Former patient thankful for staff who never made her feel alone04/16/21 04:20:pm
One year later, a former patient shared with Rogers Behavioral Health that they are graduating with a master’s degree in social work and that they have been able to manage their symptoms.
The patient’s troubles started in 2019 when they began suffering from what they assumed was severe caffeine withdrawal. They had trouble sleeping, tremors and shakes, and an almost nonexistent appetite. After multiple trips to the ER, their primary care doctor recognized that they had anxiety and prescribed medicine to help.
The medication worked for about two weeks, but then the patient began to exhibit the same symptoms and extreme suicidal ideation. Following their doctor’s advice, the patient voluntarily admitted themselves to the adult inpatient unit at Rogers in Oconomowoc.
“I received the best care I could have asked for,” the patient says. “The environment was safe and nurturing, and I felt comfortable discussing my symptoms and my mental health with others. Immediately I felt comfortable attending and participating in groups and talking with my treatment team. I felt so comfortable that I didn’t want to leave.” Being able to see and talk to their family during their stay also helped, and the patient says they “never felt alone.”

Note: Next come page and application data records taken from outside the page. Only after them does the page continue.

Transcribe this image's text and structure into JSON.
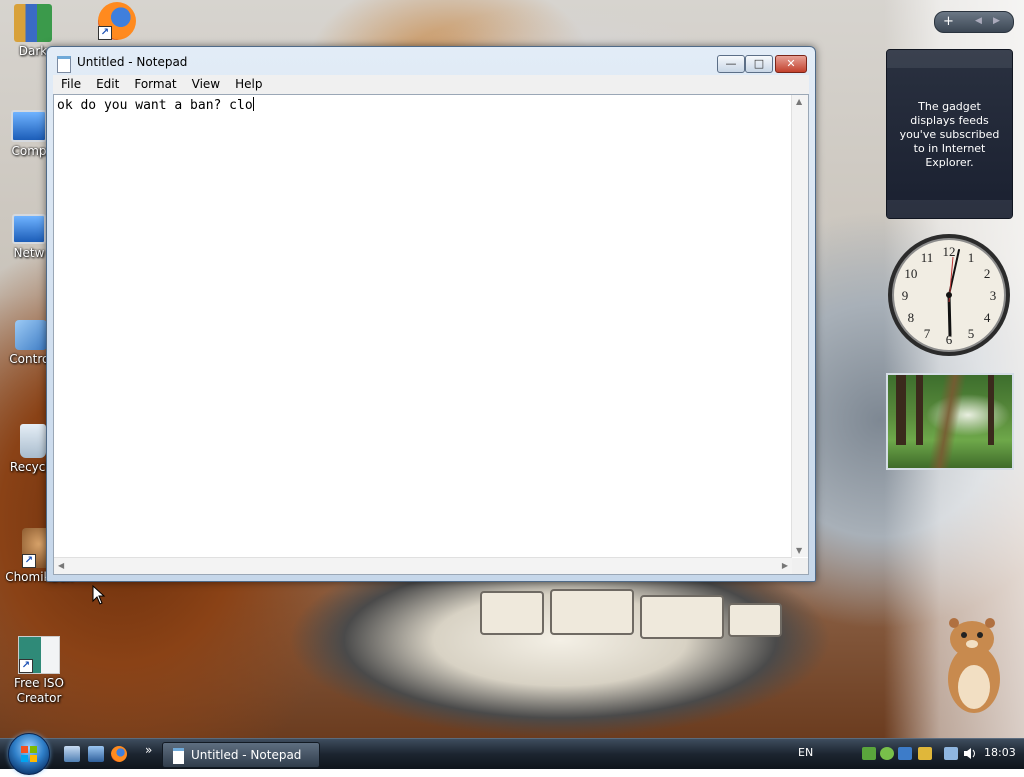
{
  "desktop": {
    "icons": [
      {
        "label": "Dark"
      },
      {
        "label": "Comp"
      },
      {
        "label": "Netw"
      },
      {
        "label": "Control"
      },
      {
        "label": "Recycle"
      },
      {
        "label": "ChomikBox"
      },
      {
        "label": "Free ISO Creator"
      }
    ]
  },
  "notepad": {
    "title": "Untitled - Notepad",
    "menu": [
      "File",
      "Edit",
      "Format",
      "View",
      "Help"
    ],
    "content": "ok do you want a ban? clo",
    "minimize": "—",
    "maximize": "□",
    "close": "✕"
  },
  "gadgets": {
    "feed_text": "The gadget displays feeds you've subscribed to in Internet Explorer.",
    "controls": [
      "+",
      "◀",
      "▶"
    ],
    "clock": {
      "numbers": [
        "12",
        "1",
        "2",
        "3",
        "4",
        "5",
        "6",
        "7",
        "8",
        "9",
        "10",
        "11"
      ],
      "time": "18:03"
    }
  },
  "taskbar": {
    "task_label": "Untitled - Notepad",
    "overflow": "»",
    "language": "EN",
    "clock": "18:03"
  },
  "colors": {
    "taskbar": "#1c2530",
    "window_frame": "#c6d7ea",
    "close_button": "#c2412d",
    "gadget_dark": "#1a2030"
  }
}
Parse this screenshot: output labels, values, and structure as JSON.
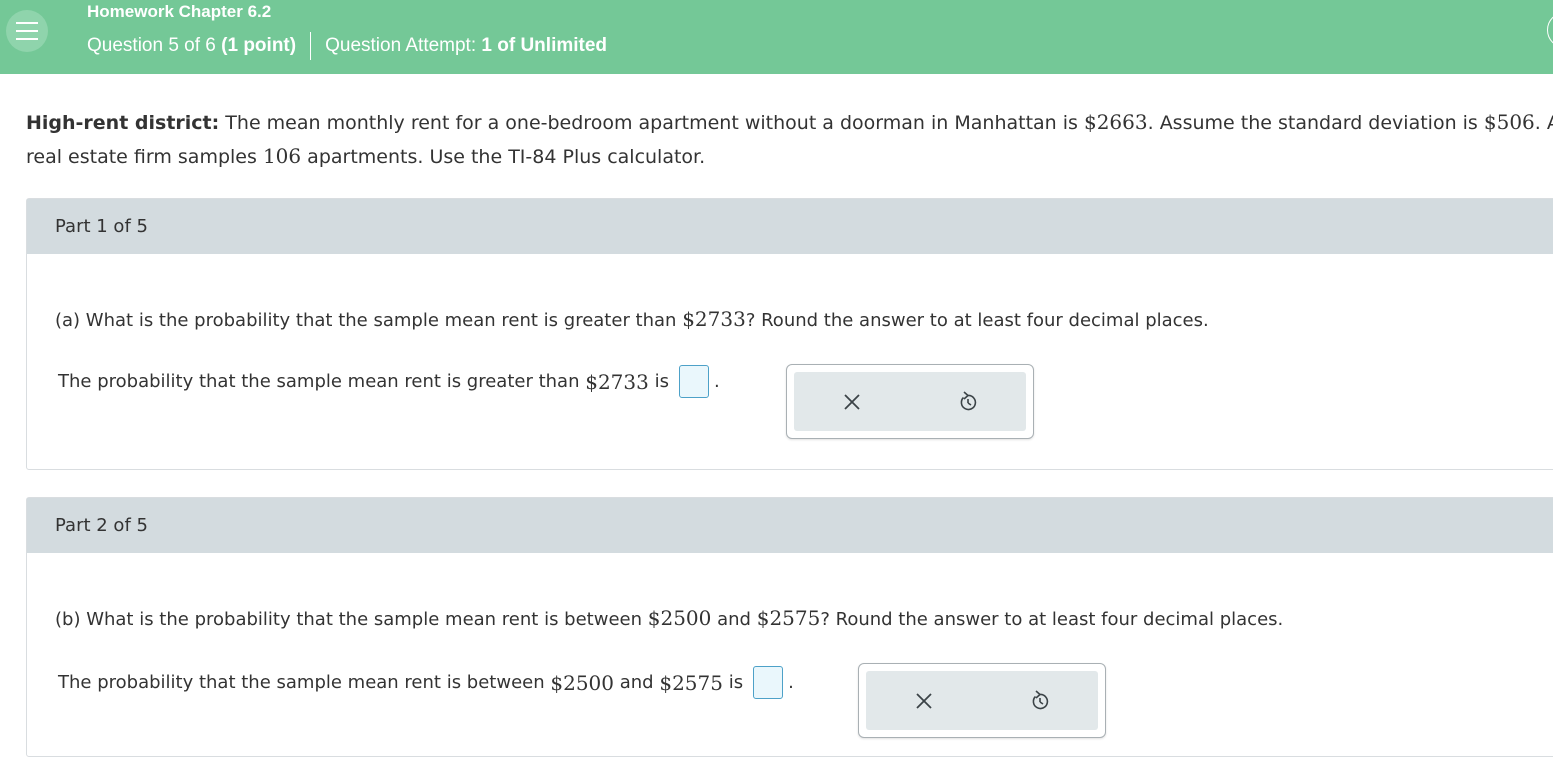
{
  "header": {
    "title": "Homework Chapter 6.2",
    "question_prefix": "Question 5 of 6",
    "question_points": "(1 point)",
    "attempt_prefix": "Question Attempt:",
    "attempt_value": "1 of Unlimited"
  },
  "intro": {
    "label": "High-rent district:",
    "t1": "The mean monthly rent for a one-bedroom apartment without a doorman in Manhattan is",
    "mean": "$2663",
    "t2": ". Assume the standard deviation is",
    "sd": "$506",
    "t3": ". A",
    "t4": "real estate firm samples",
    "n": "106",
    "t5": "apartments. Use the TI-84 Plus calculator."
  },
  "parts": [
    {
      "header": "Part 1 of 5",
      "q_prefix": "(a) What is the probability that the sample mean rent is greater than",
      "q_value": "$2733",
      "q_suffix": "? Round the answer to at least four decimal places.",
      "a_prefix": "The probability that the sample mean rent is greater than",
      "a_value": "$2733",
      "a_suffix": "is",
      "answer_value": ""
    },
    {
      "header": "Part 2 of 5",
      "q_prefix": "(b) What is the probability that the sample mean rent is between",
      "q_value1": "$2500",
      "q_and": "and",
      "q_value2": "$2575",
      "q_suffix": "? Round the answer to at least four decimal places.",
      "a_prefix": "The probability that the sample mean rent is between",
      "a_value1": "$2500",
      "a_and": "and",
      "a_value2": "$2575",
      "a_suffix": "is",
      "answer_value": ""
    }
  ],
  "punct": {
    "period": "."
  },
  "icons": {
    "menu": "hamburger-menu-icon",
    "clear": "close-x-icon",
    "undo": "undo-icon"
  },
  "colors": {
    "header_bg": "#74c897",
    "part_header_bg": "#d3dbdf",
    "answer_box_border": "#4da1c8",
    "tool_bg": "#e2e8ea"
  }
}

The patient went on to say that the Rogers staff was “amazing to the point where they felt like family. Every time I felt like a failure or that I was a disappointment, the staff helped me cope with what I was feeling and used validation whenever it was needed. While there, I received a mental health diagnosis that matched all my symptoms and my behaviors. I started to feel whole as a person and realized that my symptoms and emotions were valid due to my diagnosis.”

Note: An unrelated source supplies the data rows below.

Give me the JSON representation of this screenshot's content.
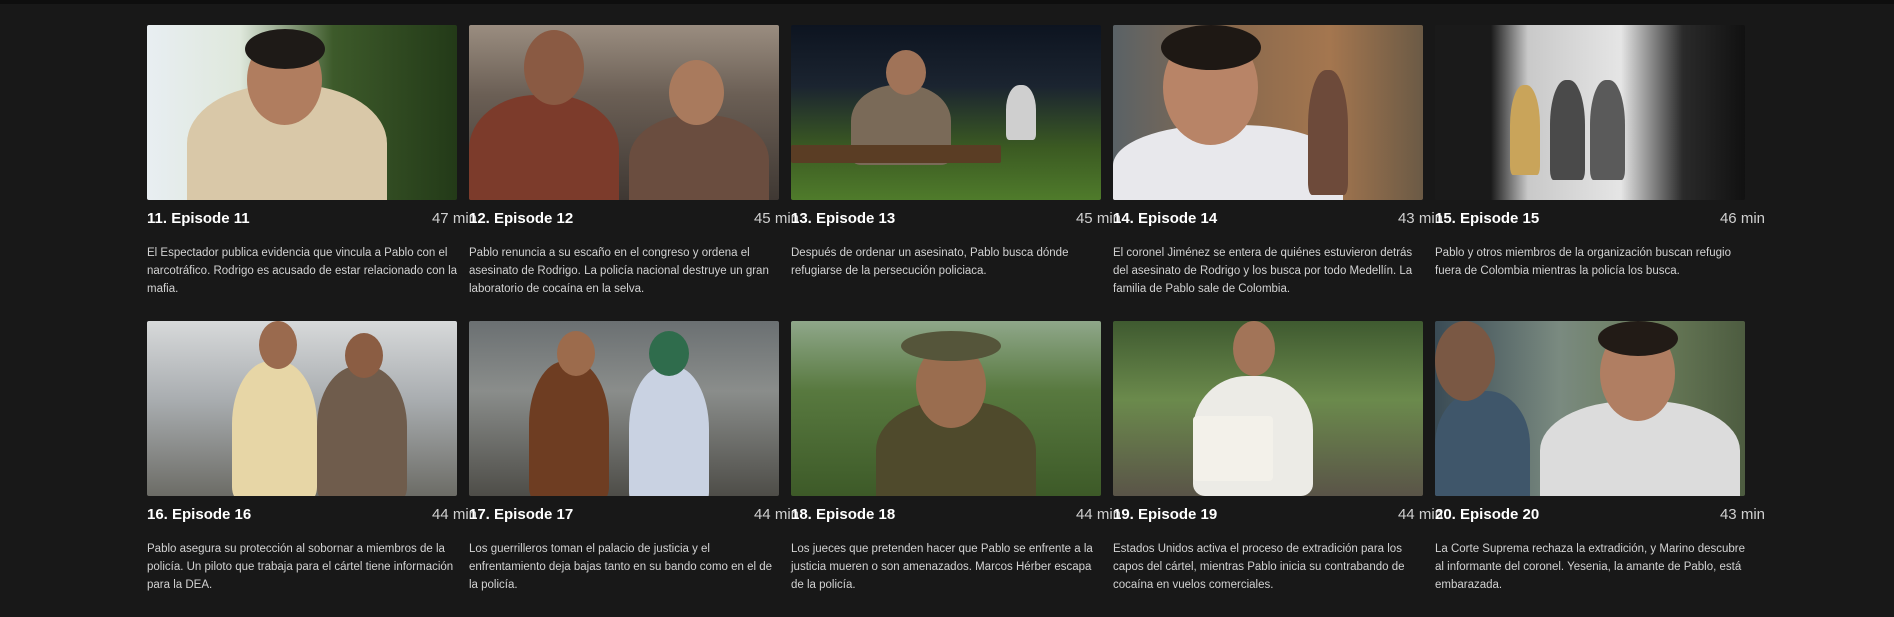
{
  "episodes": [
    {
      "title": "11. Episode 11",
      "duration": "47 min",
      "description": "El Espectador publica evidencia que vincula a Pablo con el narcotráfico. Rodrigo es acusado de estar relacionado con la mafia."
    },
    {
      "title": "12. Episode 12",
      "duration": "45 min",
      "description": "Pablo renuncia a su escaño en el congreso y ordena el asesinato de Rodrigo. La policía nacional destruye un gran laboratorio de cocaína en la selva."
    },
    {
      "title": "13. Episode 13",
      "duration": "45 min",
      "description": "Después de ordenar un asesinato, Pablo busca dónde refugiarse de la persecución policiaca."
    },
    {
      "title": "14. Episode 14",
      "duration": "43 min",
      "description": "El coronel Jiménez se entera de quiénes estuvieron detrás del asesinato de Rodrigo y los busca por todo Medellín. La familia de Pablo sale de Colombia."
    },
    {
      "title": "15. Episode 15",
      "duration": "46 min",
      "description": "Pablo y otros miembros de la organización buscan refugio fuera de Colombia mientras la policía los busca."
    },
    {
      "title": "16. Episode 16",
      "duration": "44 min",
      "description": "Pablo asegura su protección al sobornar a miembros de la policía. Un piloto que trabaja para el cártel tiene información para la DEA."
    },
    {
      "title": "17. Episode 17",
      "duration": "44 min",
      "description": "Los guerrilleros toman el palacio de justicia y el enfrentamiento deja bajas tanto en su bando como en el de la policía."
    },
    {
      "title": "18. Episode 18",
      "duration": "44 min",
      "description": "Los jueces que pretenden hacer que Pablo se enfrente a la justicia mueren o son amenazados. Marcos Hérber escapa de la policía."
    },
    {
      "title": "19. Episode 19",
      "duration": "44 min",
      "description": "Estados Unidos activa el proceso de extradición para los capos del cártel, mientras Pablo inicia su contrabando de cocaína en vuelos comerciales."
    },
    {
      "title": "20. Episode 20",
      "duration": "43 min",
      "description": "La Corte Suprema rechaza la extradición, y Marino descubre al informante del coronel. Yesenia, la amante de Pablo, está embarazada."
    }
  ]
}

After receiving treatment in partial hospitalization care (PHP) for three weeks, the patient returned to the inpatient unit a couple months later because they had extreme symptoms of anxiety and depression that led to self-harm. They spent two weeks in residential care until they learned their insurance did not qualify for intensive treatment; they were then discharged to intensive outpatient care (IOP). Although the patient was originally uncomfortable with the sudden discharge, they gained back their independence in IOP and learned skills to successfully manage their bipolar and generalized anxiety disorder upon final discharge.

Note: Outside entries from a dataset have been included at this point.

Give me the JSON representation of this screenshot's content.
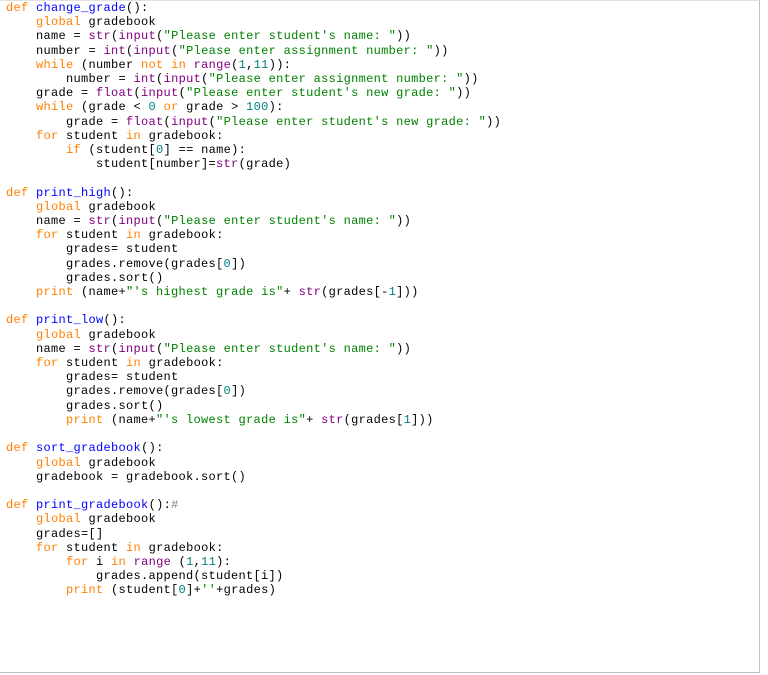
{
  "l1_def": "def",
  "l1_fn": "change_grade",
  "l1_rest": "():",
  "l2_kw": "global",
  "l2_rest": " gradebook",
  "l3a": "    name = ",
  "l3b": "str",
  "l3c": "(",
  "l3d": "input",
  "l3e": "(",
  "l3f": "\"Please enter student's name: \"",
  "l3g": ")",
  "l4a": "    number = ",
  "l4b": "int",
  "l4c": "(",
  "l4d": "input",
  "l4e": "(",
  "l4f": "\"Please enter assignment number: \"",
  "l4g": ")",
  "l5a": "while",
  "l5b": " (number ",
  "l5c": "not",
  "l5d": " ",
  "l5e": "in",
  "l5f": " ",
  "l5g": "range",
  "l5h": "(",
  "l5i": "1",
  "l5j": ",",
  "l5k": "11",
  "l5l": ")):",
  "l6a": "        number = ",
  "l6b": "int",
  "l6c": "(",
  "l6d": "input",
  "l6e": "(",
  "l6f": "\"Please enter assignment number: \"",
  "l6g": ")",
  "l7a": "    grade = ",
  "l7b": "float",
  "l7c": "(",
  "l7d": "input",
  "l7e": "(",
  "l7f": "\"Please enter student's new grade: \"",
  "l7g": ")",
  "l8a": "while",
  "l8b": " (grade < ",
  "l8c": "0",
  "l8d": " ",
  "l8e": "or",
  "l8f": " grade > ",
  "l8g": "100",
  "l8h": "):",
  "l9a": "        grade = ",
  "l9b": "float",
  "l9c": "(",
  "l9d": "input",
  "l9e": "(",
  "l9f": "\"Please enter student's new grade: \"",
  "l9g": ")",
  "l10a": "for",
  "l10b": " student ",
  "l10c": "in",
  "l10d": " gradebook:",
  "l11a": "if",
  "l11b": " (student[",
  "l11c": "0",
  "l11d": "] == name):",
  "l12a": "            student[number]=",
  "l12b": "str",
  "l12c": "(grade)",
  "l13": "",
  "l14a": "def",
  "l14b": "print_high",
  "l14c": "():",
  "l15a": "global",
  "l15b": " gradebook",
  "l16a": "    name = ",
  "l16b": "str",
  "l16c": "(",
  "l16d": "input",
  "l16e": "(",
  "l16f": "\"Please enter student's name: \"",
  "l16g": ")",
  "l17a": "for",
  "l17b": " student ",
  "l17c": "in",
  "l17d": " gradebook:",
  "l18": "        grades= student",
  "l19a": "        grades.remove(grades[",
  "l19b": "0",
  "l19c": "])",
  "l20": "        grades.sort()",
  "l21a": "print",
  "l21b": " (name+",
  "l21c": "\"'s highest grade is\"",
  "l21d": "+ ",
  "l21e": "str",
  "l21f": "(grades[-",
  "l21g": "1",
  "l21h": "]))",
  "l22": "",
  "l23a": "def",
  "l23b": "print_low",
  "l23c": "():",
  "l24a": "global",
  "l24b": " gradebook",
  "l25a": "    name = ",
  "l25b": "str",
  "l25c": "(",
  "l25d": "input",
  "l25e": "(",
  "l25f": "\"Please enter student's name: \"",
  "l25g": ")",
  "l26a": "for",
  "l26b": " student ",
  "l26c": "in",
  "l26d": " gradebook:",
  "l27": "        grades= student",
  "l28a": "        grades.remove(grades[",
  "l28b": "0",
  "l28c": "])",
  "l29": "        grades.sort()",
  "l30a": "print",
  "l30b": " (name+",
  "l30c": "\"'s lowest grade is\"",
  "l30d": "+ ",
  "l30e": "str",
  "l30f": "(grades[",
  "l30g": "1",
  "l30h": "]))",
  "l31": "",
  "l32a": "def",
  "l32b": "sort_gradebook",
  "l32c": "():",
  "l33a": "global",
  "l33b": " gradebook",
  "l34": "    gradebook = gradebook.sort()",
  "l35": "",
  "l36a": "def",
  "l36b": "print_gradebook",
  "l36c": "():",
  "l36d": "#",
  "l37a": "global",
  "l37b": " gradebook",
  "l38": "    grades=[]",
  "l39a": "for",
  "l39b": " student ",
  "l39c": "in",
  "l39d": " gradebook:",
  "l40a": "for",
  "l40b": " i ",
  "l40c": "in",
  "l40d": " ",
  "l40e": "range",
  "l40f": " (",
  "l40g": "1",
  "l40h": ",",
  "l40i": "11",
  "l40j": "):",
  "l41": "            grades.append(student[i])",
  "l42a": "print",
  "l42b": " (student[",
  "l42c": "0",
  "l42d": "]+",
  "l42e": "''",
  "l42f": "+grades)"
}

Today the patient is very grateful for the Rogers team, particularly Cora, Kurt, Theresa, Keith, Breanna, Jamie, Chris, and Jasmine at the adult inpatient unit in Oconomowoc.
“I couldn’t have done it without the Rogers team. I always thought that I had to get through this on my own…I was wrong!”
Keith Gaertner, a therapist who worked with the patient, says, “I think we have a great team on adult inpatient. The disciplines all work together to make the patient’s experience the best it can be. Many times staff goes above and beyond their job requirements to help patients who may need more attention. It’s great to work with such dedicated staff.”